**Problem to work on:** The answer must consist solely of the line containing "Enumerate this screenshot's" and every line after it in the records below, through the last, each reproduced exactly.

══════════════════════════════

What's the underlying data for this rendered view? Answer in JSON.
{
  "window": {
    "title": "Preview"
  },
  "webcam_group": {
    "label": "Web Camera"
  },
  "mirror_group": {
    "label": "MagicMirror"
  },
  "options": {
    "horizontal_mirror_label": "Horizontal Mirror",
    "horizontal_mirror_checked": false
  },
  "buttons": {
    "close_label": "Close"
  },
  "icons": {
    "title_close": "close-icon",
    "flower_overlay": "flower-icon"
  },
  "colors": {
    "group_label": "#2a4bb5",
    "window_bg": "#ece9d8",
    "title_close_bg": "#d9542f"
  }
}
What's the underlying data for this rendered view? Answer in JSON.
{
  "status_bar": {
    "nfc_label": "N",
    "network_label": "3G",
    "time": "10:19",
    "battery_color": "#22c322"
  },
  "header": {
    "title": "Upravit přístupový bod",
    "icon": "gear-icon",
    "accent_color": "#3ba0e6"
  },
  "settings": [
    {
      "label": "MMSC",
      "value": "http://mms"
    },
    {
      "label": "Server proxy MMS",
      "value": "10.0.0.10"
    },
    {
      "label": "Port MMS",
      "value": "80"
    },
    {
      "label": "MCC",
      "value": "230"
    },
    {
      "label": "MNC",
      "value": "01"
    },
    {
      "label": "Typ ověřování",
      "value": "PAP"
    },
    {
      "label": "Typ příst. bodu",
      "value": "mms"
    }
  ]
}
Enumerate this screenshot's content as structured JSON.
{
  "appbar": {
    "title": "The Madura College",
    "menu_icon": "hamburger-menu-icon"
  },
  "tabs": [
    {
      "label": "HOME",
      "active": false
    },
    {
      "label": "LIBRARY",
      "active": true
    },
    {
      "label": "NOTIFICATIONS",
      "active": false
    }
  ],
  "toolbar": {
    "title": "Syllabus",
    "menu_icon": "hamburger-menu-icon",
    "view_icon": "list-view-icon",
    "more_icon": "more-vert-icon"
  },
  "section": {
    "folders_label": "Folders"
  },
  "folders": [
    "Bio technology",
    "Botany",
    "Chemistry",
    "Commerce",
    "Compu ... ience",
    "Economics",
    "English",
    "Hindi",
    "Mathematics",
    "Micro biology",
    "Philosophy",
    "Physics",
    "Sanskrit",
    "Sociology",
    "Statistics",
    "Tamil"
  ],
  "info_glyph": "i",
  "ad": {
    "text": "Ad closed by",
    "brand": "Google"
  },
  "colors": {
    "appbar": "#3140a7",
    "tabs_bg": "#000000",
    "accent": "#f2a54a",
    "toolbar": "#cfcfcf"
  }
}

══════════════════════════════

**Answer to this task:**
Enumerate this screenshot's content as structured JSON.
{
  "appbar": {
    "title": "The Madura College",
    "menu_icon": "hamburger-menu-icon"
  },
  "tabs": [
    {
      "label": "HOME",
      "active": false
    },
    {
      "label": "LIBRARY",
      "active": true
    },
    {
      "label": "NOTIFICATIONS",
      "active": false
    }
  ],
  "toolbar": {
    "title": "Syllabus",
    "menu_icon": "hamburger-menu-icon",
    "view_icon": "list-view-icon",
    "more_icon": "more-vert-icon"
  },
  "section": {
    "folders_label": "Folders"
  },
  "folders": [
    "Bio technology",
    "Botany",
    "Chemistry",
    "Commerce",
    "Compu ... ience",
    "Economics",
    "English",
    "Hindi",
    "Mathematics",
    "Micro biology",
    "Philosophy",
    "Physics",
    "Sanskrit",
    "Sociology",
    "Statistics",
    "Tamil"
  ],
  "info_glyph": "i",
  "ad": {
    "text": "Ad closed by",
    "brand": "Google"
  },
  "colors": {
    "appbar": "#3140a7",
    "tabs_bg": "#000000",
    "accent": "#f2a54a",
    "toolbar": "#cfcfcf"
  }
}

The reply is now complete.